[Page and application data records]
'''

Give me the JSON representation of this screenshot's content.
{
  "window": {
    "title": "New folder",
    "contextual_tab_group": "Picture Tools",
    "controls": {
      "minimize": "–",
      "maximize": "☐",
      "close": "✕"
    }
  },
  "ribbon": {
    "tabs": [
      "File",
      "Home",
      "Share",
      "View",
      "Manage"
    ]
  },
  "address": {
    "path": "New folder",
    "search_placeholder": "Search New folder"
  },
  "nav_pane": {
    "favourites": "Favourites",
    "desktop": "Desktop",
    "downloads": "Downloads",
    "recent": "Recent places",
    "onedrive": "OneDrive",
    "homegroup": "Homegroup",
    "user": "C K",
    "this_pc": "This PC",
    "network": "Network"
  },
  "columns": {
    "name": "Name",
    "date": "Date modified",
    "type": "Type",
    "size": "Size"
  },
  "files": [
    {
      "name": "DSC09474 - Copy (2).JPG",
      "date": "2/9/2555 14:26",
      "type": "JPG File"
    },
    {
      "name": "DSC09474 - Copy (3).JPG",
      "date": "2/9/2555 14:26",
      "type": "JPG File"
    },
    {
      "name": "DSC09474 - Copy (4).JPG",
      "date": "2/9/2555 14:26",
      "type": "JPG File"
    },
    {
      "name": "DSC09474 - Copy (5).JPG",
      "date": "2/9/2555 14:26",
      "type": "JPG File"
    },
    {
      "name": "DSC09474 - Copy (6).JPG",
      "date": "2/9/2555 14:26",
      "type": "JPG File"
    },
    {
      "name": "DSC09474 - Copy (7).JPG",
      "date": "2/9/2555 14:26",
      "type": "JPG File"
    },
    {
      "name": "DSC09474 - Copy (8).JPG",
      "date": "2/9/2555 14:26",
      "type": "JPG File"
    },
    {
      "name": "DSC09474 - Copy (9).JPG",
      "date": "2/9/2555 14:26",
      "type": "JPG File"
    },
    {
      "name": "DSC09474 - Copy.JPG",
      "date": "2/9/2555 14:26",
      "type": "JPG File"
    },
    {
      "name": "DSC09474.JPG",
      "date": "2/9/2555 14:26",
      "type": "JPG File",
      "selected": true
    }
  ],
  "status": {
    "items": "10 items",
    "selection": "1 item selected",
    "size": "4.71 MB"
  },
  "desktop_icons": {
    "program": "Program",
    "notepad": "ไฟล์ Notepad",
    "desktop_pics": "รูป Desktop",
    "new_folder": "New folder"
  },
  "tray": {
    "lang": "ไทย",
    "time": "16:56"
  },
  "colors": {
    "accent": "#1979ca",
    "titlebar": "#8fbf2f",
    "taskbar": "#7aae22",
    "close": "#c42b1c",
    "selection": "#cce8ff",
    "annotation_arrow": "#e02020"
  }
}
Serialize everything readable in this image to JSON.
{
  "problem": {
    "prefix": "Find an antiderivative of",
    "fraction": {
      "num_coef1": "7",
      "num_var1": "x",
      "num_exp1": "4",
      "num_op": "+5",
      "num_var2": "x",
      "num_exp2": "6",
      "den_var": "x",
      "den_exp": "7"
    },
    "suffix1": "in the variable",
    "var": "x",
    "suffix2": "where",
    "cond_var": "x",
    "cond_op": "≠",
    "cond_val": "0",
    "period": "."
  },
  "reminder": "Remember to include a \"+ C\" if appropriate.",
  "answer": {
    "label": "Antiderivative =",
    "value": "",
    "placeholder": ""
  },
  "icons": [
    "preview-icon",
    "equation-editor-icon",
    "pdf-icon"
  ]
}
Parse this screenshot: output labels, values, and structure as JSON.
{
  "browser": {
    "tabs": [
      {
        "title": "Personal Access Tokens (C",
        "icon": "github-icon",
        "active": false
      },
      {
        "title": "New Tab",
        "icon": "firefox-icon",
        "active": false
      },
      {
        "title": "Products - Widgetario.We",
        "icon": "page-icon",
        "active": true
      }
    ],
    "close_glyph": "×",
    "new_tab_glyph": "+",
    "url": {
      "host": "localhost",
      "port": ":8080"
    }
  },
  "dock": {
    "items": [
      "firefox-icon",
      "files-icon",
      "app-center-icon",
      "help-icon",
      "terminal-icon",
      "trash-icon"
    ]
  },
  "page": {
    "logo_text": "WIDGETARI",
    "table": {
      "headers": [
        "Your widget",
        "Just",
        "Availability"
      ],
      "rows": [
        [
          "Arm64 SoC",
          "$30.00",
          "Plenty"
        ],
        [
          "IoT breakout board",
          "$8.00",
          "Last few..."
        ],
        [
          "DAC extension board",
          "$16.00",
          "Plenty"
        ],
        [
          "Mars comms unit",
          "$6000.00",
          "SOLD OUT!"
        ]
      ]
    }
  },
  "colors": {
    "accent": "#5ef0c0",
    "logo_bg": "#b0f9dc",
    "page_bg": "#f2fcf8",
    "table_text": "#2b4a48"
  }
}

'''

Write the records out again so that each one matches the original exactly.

Give me the JSON representation of this screenshot's content.
{
  "window": {
    "title": "New folder",
    "contextual_tab_group": "Picture Tools",
    "controls": {
      "minimize": "–",
      "maximize": "☐",
      "close": "✕"
    }
  },
  "ribbon": {
    "tabs": [
      "File",
      "Home",
      "Share",
      "View",
      "Manage"
    ]
  },
  "address": {
    "path": "New folder",
    "search_placeholder": "Search New folder"
  },
  "nav_pane": {
    "favourites": "Favourites",
    "desktop": "Desktop",
    "downloads": "Downloads",
    "recent": "Recent places",
    "onedrive": "OneDrive",
    "homegroup": "Homegroup",
    "user": "C K",
    "this_pc": "This PC",
    "network": "Network"
  },
  "columns": {
    "name": "Name",
    "date": "Date modified",
    "type": "Type",
    "size": "Size"
  },
  "files": [
    {
      "name": "DSC09474 - Copy (2).JPG",
      "date": "2/9/2555 14:26",
      "type": "JPG File"
    },
    {
      "name": "DSC09474 - Copy (3).JPG",
      "date": "2/9/2555 14:26",
      "type": "JPG File"
    },
    {
      "name": "DSC09474 - Copy (4).JPG",
      "date": "2/9/2555 14:26",
      "type": "JPG File"
    },
    {
      "name": "DSC09474 - Copy (5).JPG",
      "date": "2/9/2555 14:26",
      "type": "JPG File"
    },
    {
      "name": "DSC09474 - Copy (6).JPG",
      "date": "2/9/2555 14:26",
      "type": "JPG File"
    },
    {
      "name": "DSC09474 - Copy (7).JPG",
      "date": "2/9/2555 14:26",
      "type": "JPG File"
    },
    {
      "name": "DSC09474 - Copy (8).JPG",
      "date": "2/9/2555 14:26",
      "type": "JPG File"
    },
    {
      "name": "DSC09474 - Copy (9).JPG",
      "date": "2/9/2555 14:26",
      "type": "JPG File"
    },
    {
      "name": "DSC09474 - Copy.JPG",
      "date": "2/9/2555 14:26",
      "type": "JPG File"
    },
    {
      "name": "DSC09474.JPG",
      "date": "2/9/2555 14:26",
      "type": "JPG File",
      "selected": true
    }
  ],
  "status": {
    "items": "10 items",
    "selection": "1 item selected",
    "size": "4.71 MB"
  },
  "desktop_icons": {
    "program": "Program",
    "notepad": "ไฟล์ Notepad",
    "desktop_pics": "รูป Desktop",
    "new_folder": "New folder"
  },
  "tray": {
    "lang": "ไทย",
    "time": "16:56"
  },
  "colors": {
    "accent": "#1979ca",
    "titlebar": "#8fbf2f",
    "taskbar": "#7aae22",
    "close": "#c42b1c",
    "selection": "#cce8ff",
    "annotation_arrow": "#e02020"
  }
}
Serialize everything readable in this image to JSON.
{
  "problem": {
    "prefix": "Find an antiderivative of",
    "fraction": {
      "num_coef1": "7",
      "num_var1": "x",
      "num_exp1": "4",
      "num_op": "+5",
      "num_var2": "x",
      "num_exp2": "6",
      "den_var": "x",
      "den_exp": "7"
    },
    "suffix1": "in the variable",
    "var": "x",
    "suffix2": "where",
    "cond_var": "x",
    "cond_op": "≠",
    "cond_val": "0",
    "period": "."
  },
  "reminder": "Remember to include a \"+ C\" if appropriate.",
  "answer": {
    "label": "Antiderivative =",
    "value": "",
    "placeholder": ""
  },
  "icons": [
    "preview-icon",
    "equation-editor-icon",
    "pdf-icon"
  ]
}
Parse this screenshot: output labels, values, and structure as JSON.
{
  "browser": {
    "tabs": [
      {
        "title": "Personal Access Tokens (C",
        "icon": "github-icon",
        "active": false
      },
      {
        "title": "New Tab",
        "icon": "firefox-icon",
        "active": false
      },
      {
        "title": "Products - Widgetario.We",
        "icon": "page-icon",
        "active": true
      }
    ],
    "close_glyph": "×",
    "new_tab_glyph": "+",
    "url": {
      "host": "localhost",
      "port": ":8080"
    }
  },
  "dock": {
    "items": [
      "firefox-icon",
      "files-icon",
      "app-center-icon",
      "help-icon",
      "terminal-icon",
      "trash-icon"
    ]
  },
  "page": {
    "logo_text": "WIDGETARI",
    "table": {
      "headers": [
        "Your widget",
        "Just",
        "Availability"
      ],
      "rows": [
        [
          "Arm64 SoC",
          "$30.00",
          "Plenty"
        ],
        [
          "IoT breakout board",
          "$8.00",
          "Last few..."
        ],
        [
          "DAC extension board",
          "$16.00",
          "Plenty"
        ],
        [
          "Mars comms unit",
          "$6000.00",
          "SOLD OUT!"
        ]
      ]
    }
  },
  "colors": {
    "accent": "#5ef0c0",
    "logo_bg": "#b0f9dc",
    "page_bg": "#f2fcf8",
    "table_text": "#2b4a48"
  }
}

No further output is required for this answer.